I Have BRCA1 or BRCA2. What Should I Do?

If you carry BRCA1 or BRCA2 gene mutations, you may be at an increased risk for developing certain types of cancers—but it’s important to understand that cancer genetics are complex and other factors influence risk as well. Depending on certain factors like family history, it may be advisable to seek proper genetic counseling to be … Continued

Standard Therapy for Newly Diagnosed Ovarian Cancer Enters New Era

After seeing few updates for more than two decades, treatment options for ovarian cancer are beginning to expand rapidly. As doctors and scientists have learned more about the molecular forces at work in ovarian cancer, and about the immune system’s role in fighting the disease, several new therapies are being used, either as FDA-approved drugs … Continued

What is a Biomarker?

A biomarker—short for “biological marker”—is something that can be objectively measured and is a sign of a normal or abnormal process, or a condition or disease. A biomarker can be a molecule found in the blood or other body fluids or tissues. Another type of biomarker is a genetic signature or “fingerprint”—a pattern of activity … Continued

Three-Time Cancer Survivor Becomes Two-Time Marathon Runner

This was not how she expected her first marathon to go. 15.5 miles into the race, Mary Shertenlieb stood shivering in the lobby of a Dunkin’ Donuts. For hours, the three-time cancer survivor had been battling driving rains, punishing winds, and unrelenting cold weather in order to cross the finish line of the 2018 Boston … Continued

Detecting Cancer Early: What You Should Know [Podcast]

Cancer research is often geared toward finding new and effective treatments, but researchers are also constantly trying to pinpoint ways to find cancer in its early stages, when it is often more treatable and even curable. While it’s not always possible to find cancer before it arises, incredible advancements have been made in early detection … Continued

Breast Cancer Patient, Now Cancer-Free, Finds Strength Through Her Family

The drive from Plymouth, Massachusetts, to Raleigh, North Carolina, is about 750 miles. If you’re up for the drive, Jenn Anderson notes, plan on spending a lot of time on I-95 and consider extending the trip with a stopover in Delaware. It’s a familiar route for Anderson, who was planning to move south with her … Continued

What You Should Know About Alcohol Consumption and Personal Health

The link between alcohol consumption and personal health has long been a controversial subject. For several decades, research has found conflicting evidence regarding alcohol’s physical effects—often resulting in ever-changing headlines and diet trends. Stacy Kennedy, MPH, RD, a senior clinical nutritionist at Dana-Farber Cancer Institute, discusses the risks and benefits often associated with alcohol.    … Continued

Understanding Palliative Care for Cancer Patients

Palliative care is often misunderstood. Because hospice is a well-known form of palliative care, some patients may think the two are synonymous—and as a result, may initially feel resistant to palliative care, assuming they should seek this type of care only if their cancer has become terminal. Despite this stigma, patients at all stages of … Continued

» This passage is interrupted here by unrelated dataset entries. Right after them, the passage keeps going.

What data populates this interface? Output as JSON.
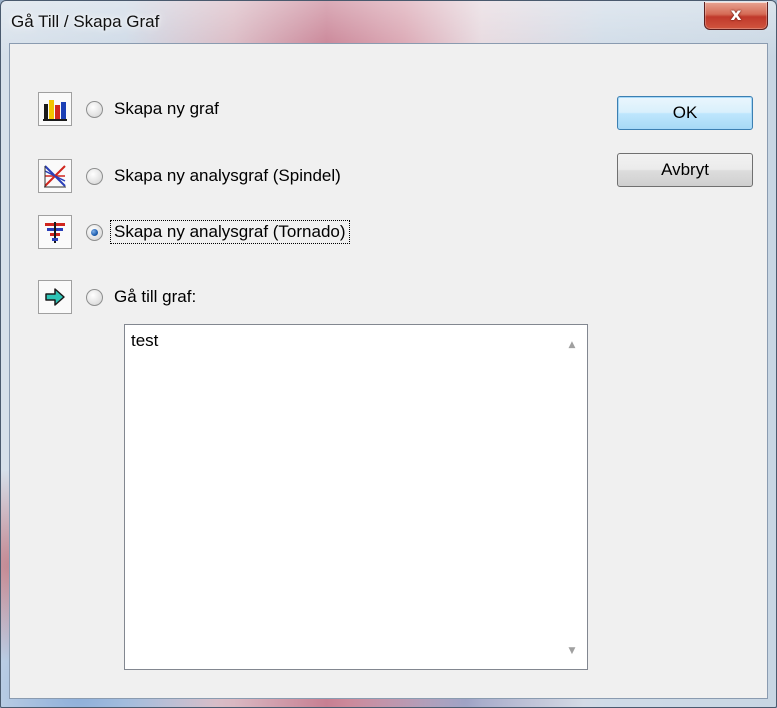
{
  "window": {
    "title": "Gå Till / Skapa Graf",
    "close_label": "x"
  },
  "options": [
    {
      "icon": "bar-chart-icon",
      "label": "Skapa ny graf",
      "selected": false
    },
    {
      "icon": "spider-chart-icon",
      "label": "Skapa ny analysgraf (Spindel)",
      "selected": false
    },
    {
      "icon": "tornado-chart-icon",
      "label": "Skapa ny analysgraf (Tornado)",
      "selected": true
    },
    {
      "icon": "arrow-right-icon",
      "label": "Gå till graf:",
      "selected": false
    }
  ],
  "buttons": {
    "ok": "OK",
    "cancel": "Avbryt"
  },
  "graph_list": {
    "items": [
      "test"
    ]
  },
  "scrollbar": {
    "up": "▲",
    "down": "▼"
  },
  "colors": {
    "radio_selected": "#1f5fb0",
    "default_button_border": "#3c7fb1",
    "close_button": "#c0392b"
  }
}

‘Organoids’ Could Aid Cancer Drug Selection

Tests on living “organoids” created from patients’ ovarian cancer cells proved more accurate than DNA sequencing in predicting tumors’ sensitivity or resistance to chemotherapy drugs – and combining the two methods worked even better, say scientists at Dana-Farber Cancer Institute. The investigators report in Cancer Discovery that ovarian cancer organoids – tiny, three-dimensional spheres of cells … Continued

For Patients with Rare Cancer, Tips on Finding Expert Treatment

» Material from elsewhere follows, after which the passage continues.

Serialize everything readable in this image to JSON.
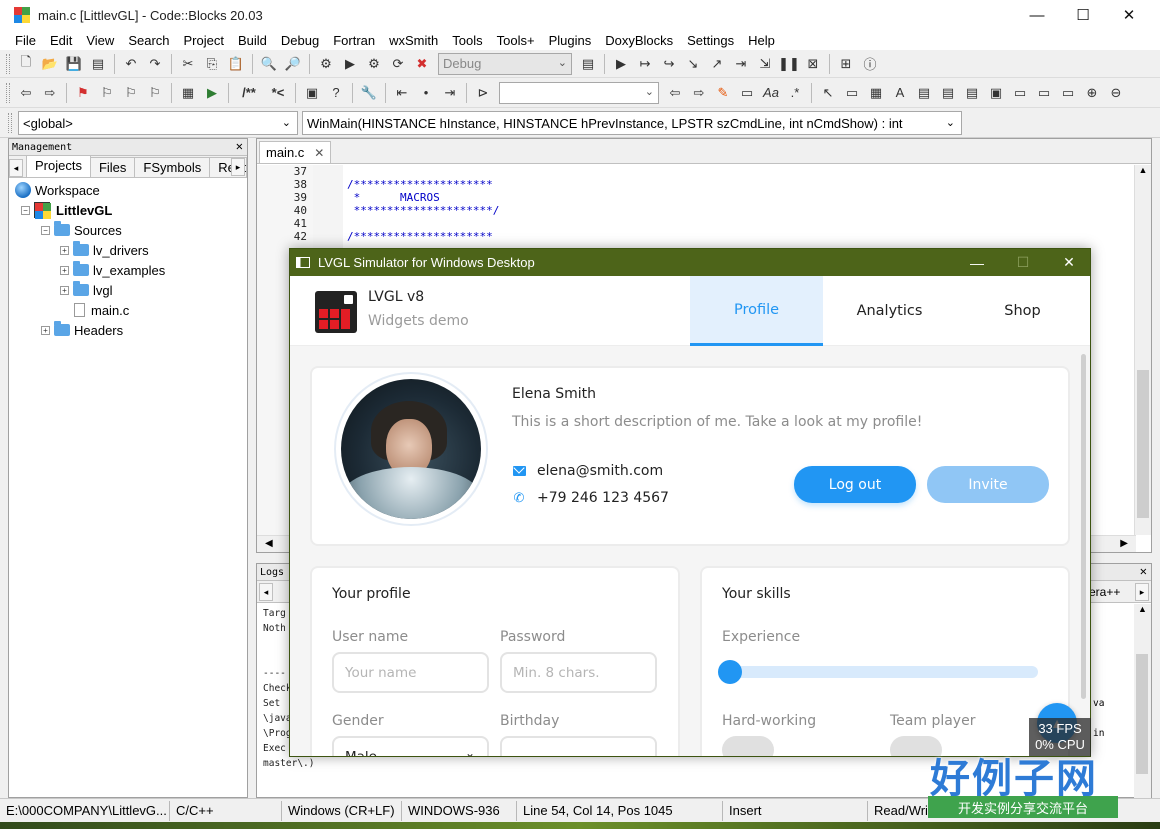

Having a rare cancer can feel especially isolating. There are apt to be few physicians with experience treating that type of cancer and little research to guide patients. Opportunities to receive support from—and give support to—other patients with the same disease may also be scarce. But there are a variety of steps such patients and … Continued